What is needed. The listing below needs to be copied in full, exactly.
═══
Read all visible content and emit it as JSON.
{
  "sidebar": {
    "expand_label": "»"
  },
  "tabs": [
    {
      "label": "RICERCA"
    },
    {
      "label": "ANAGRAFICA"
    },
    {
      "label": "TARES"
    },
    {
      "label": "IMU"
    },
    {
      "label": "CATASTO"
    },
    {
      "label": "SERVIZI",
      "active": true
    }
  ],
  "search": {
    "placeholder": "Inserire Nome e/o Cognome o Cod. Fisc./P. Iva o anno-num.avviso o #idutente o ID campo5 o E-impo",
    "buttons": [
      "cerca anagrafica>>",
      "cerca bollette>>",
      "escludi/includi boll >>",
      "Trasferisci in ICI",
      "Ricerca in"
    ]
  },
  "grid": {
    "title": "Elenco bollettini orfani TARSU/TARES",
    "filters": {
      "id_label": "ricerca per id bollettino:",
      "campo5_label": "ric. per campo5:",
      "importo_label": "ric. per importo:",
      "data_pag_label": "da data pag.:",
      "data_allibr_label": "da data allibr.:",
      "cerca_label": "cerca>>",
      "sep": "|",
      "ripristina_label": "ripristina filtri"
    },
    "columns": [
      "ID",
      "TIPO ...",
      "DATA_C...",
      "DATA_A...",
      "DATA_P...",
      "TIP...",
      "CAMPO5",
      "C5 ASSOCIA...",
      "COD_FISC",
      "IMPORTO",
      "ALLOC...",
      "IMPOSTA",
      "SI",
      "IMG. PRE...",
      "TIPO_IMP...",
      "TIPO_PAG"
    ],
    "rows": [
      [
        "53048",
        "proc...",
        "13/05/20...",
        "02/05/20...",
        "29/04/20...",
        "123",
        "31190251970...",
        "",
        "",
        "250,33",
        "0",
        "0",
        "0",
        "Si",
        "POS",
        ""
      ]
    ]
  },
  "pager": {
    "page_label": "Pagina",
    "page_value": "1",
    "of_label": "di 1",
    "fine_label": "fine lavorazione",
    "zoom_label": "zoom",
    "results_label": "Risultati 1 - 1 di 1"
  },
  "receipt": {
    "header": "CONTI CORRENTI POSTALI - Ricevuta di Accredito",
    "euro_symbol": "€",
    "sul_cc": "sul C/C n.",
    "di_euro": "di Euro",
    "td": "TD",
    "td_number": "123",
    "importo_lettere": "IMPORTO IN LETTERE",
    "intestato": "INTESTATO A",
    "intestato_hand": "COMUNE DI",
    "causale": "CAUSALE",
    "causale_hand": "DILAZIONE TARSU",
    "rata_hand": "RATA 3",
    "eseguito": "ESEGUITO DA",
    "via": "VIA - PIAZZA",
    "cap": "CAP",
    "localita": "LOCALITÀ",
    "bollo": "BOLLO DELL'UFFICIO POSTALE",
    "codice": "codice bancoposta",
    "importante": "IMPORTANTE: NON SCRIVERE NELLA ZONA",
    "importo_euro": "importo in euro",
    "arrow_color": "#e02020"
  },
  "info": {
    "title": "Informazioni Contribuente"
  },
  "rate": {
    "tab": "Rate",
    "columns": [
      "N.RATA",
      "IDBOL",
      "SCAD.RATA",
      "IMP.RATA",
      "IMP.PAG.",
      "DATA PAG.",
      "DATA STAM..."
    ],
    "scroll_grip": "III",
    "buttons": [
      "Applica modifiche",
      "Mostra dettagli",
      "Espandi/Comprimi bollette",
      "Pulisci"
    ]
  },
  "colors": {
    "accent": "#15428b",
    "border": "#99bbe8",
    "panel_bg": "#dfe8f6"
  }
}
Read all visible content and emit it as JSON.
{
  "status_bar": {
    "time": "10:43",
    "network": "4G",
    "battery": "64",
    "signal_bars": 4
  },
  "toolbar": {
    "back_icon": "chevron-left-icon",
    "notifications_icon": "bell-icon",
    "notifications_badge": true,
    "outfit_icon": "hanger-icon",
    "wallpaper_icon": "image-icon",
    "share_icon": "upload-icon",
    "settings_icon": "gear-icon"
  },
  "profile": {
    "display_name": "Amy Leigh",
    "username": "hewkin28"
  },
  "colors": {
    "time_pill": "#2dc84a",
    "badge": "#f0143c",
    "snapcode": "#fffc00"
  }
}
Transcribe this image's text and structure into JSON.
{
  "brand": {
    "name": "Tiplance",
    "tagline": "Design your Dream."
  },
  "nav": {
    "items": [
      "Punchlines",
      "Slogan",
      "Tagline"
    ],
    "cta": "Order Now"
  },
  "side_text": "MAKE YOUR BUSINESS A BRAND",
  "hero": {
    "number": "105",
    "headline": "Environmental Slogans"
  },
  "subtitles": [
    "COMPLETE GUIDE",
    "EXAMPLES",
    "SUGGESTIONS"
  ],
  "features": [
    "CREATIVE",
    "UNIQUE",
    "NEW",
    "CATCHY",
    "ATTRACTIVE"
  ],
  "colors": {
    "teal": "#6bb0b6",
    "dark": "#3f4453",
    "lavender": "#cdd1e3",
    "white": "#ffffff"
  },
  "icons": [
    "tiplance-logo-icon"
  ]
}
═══
Written solution.
Read all visible content and emit it as JSON.
{
  "sidebar": {
    "expand_label": "»"
  },
  "tabs": [
    {
      "label": "RICERCA"
    },
    {
      "label": "ANAGRAFICA"
    },
    {
      "label": "TARES"
    },
    {
      "label": "IMU"
    },
    {
      "label": "CATASTO"
    },
    {
      "label": "SERVIZI",
      "active": true
    }
  ],
  "search": {
    "placeholder": "Inserire Nome e/o Cognome o Cod. Fisc./P. Iva o anno-num.avviso o #idutente o ID campo5 o E-impo",
    "buttons": [
      "cerca anagrafica>>",
      "cerca bollette>>",
      "escludi/includi boll >>",
      "Trasferisci in ICI",
      "Ricerca in"
    ]
  },
  "grid": {
    "title": "Elenco bollettini orfani TARSU/TARES",
    "filters": {
      "id_label": "ricerca per id bollettino:",
      "campo5_label": "ric. per campo5:",
      "importo_label": "ric. per importo:",
      "data_pag_label": "da data pag.:",
      "data_allibr_label": "da data allibr.:",
      "cerca_label": "cerca>>",
      "sep": "|",
      "ripristina_label": "ripristina filtri"
    },
    "columns": [
      "ID",
      "TIPO ...",
      "DATA_C...",
      "DATA_A...",
      "DATA_P...",
      "TIP...",
      "CAMPO5",
      "C5 ASSOCIA...",
      "COD_FISC",
      "IMPORTO",
      "ALLOC...",
      "IMPOSTA",
      "SI",
      "IMG. PRE...",
      "TIPO_IMP...",
      "TIPO_PAG"
    ],
    "rows": [
      [
        "53048",
        "proc...",
        "13/05/20...",
        "02/05/20...",
        "29/04/20...",
        "123",
        "31190251970...",
        "",
        "",
        "250,33",
        "0",
        "0",
        "0",
        "Si",
        "POS",
        ""
      ]
    ]
  },
  "pager": {
    "page_label": "Pagina",
    "page_value": "1",
    "of_label": "di 1",
    "fine_label": "fine lavorazione",
    "zoom_label": "zoom",
    "results_label": "Risultati 1 - 1 di 1"
  },
  "receipt": {
    "header": "CONTI CORRENTI POSTALI - Ricevuta di Accredito",
    "euro_symbol": "€",
    "sul_cc": "sul C/C n.",
    "di_euro": "di Euro",
    "td": "TD",
    "td_number": "123",
    "importo_lettere": "IMPORTO IN LETTERE",
    "intestato": "INTESTATO A",
    "intestato_hand": "COMUNE DI",
    "causale": "CAUSALE",
    "causale_hand": "DILAZIONE TARSU",
    "rata_hand": "RATA 3",
    "eseguito": "ESEGUITO DA",
    "via": "VIA - PIAZZA",
    "cap": "CAP",
    "localita": "LOCALITÀ",
    "bollo": "BOLLO DELL'UFFICIO POSTALE",
    "codice": "codice bancoposta",
    "importante": "IMPORTANTE: NON SCRIVERE NELLA ZONA",
    "importo_euro": "importo in euro",
    "arrow_color": "#e02020"
  },
  "info": {
    "title": "Informazioni Contribuente"
  },
  "rate": {
    "tab": "Rate",
    "columns": [
      "N.RATA",
      "IDBOL",
      "SCAD.RATA",
      "IMP.RATA",
      "IMP.PAG.",
      "DATA PAG.",
      "DATA STAM..."
    ],
    "scroll_grip": "III",
    "buttons": [
      "Applica modifiche",
      "Mostra dettagli",
      "Espandi/Comprimi bollette",
      "Pulisci"
    ]
  },
  "colors": {
    "accent": "#15428b",
    "border": "#99bbe8",
    "panel_bg": "#dfe8f6"
  }
}
Read all visible content and emit it as JSON.
{
  "status_bar": {
    "time": "10:43",
    "network": "4G",
    "battery": "64",
    "signal_bars": 4
  },
  "toolbar": {
    "back_icon": "chevron-left-icon",
    "notifications_icon": "bell-icon",
    "notifications_badge": true,
    "outfit_icon": "hanger-icon",
    "wallpaper_icon": "image-icon",
    "share_icon": "upload-icon",
    "settings_icon": "gear-icon"
  },
  "profile": {
    "display_name": "Amy Leigh",
    "username": "hewkin28"
  },
  "colors": {
    "time_pill": "#2dc84a",
    "badge": "#f0143c",
    "snapcode": "#fffc00"
  }
}
Transcribe this image's text and structure into JSON.
{
  "brand": {
    "name": "Tiplance",
    "tagline": "Design your Dream."
  },
  "nav": {
    "items": [
      "Punchlines",
      "Slogan",
      "Tagline"
    ],
    "cta": "Order Now"
  },
  "side_text": "MAKE YOUR BUSINESS A BRAND",
  "hero": {
    "number": "105",
    "headline": "Environmental Slogans"
  },
  "subtitles": [
    "COMPLETE GUIDE",
    "EXAMPLES",
    "SUGGESTIONS"
  ],
  "features": [
    "CREATIVE",
    "UNIQUE",
    "NEW",
    "CATCHY",
    "ATTRACTIVE"
  ],
  "colors": {
    "teal": "#6bb0b6",
    "dark": "#3f4453",
    "lavender": "#cdd1e3",
    "white": "#ffffff"
  },
  "icons": [
    "tiplance-logo-icon"
  ]
}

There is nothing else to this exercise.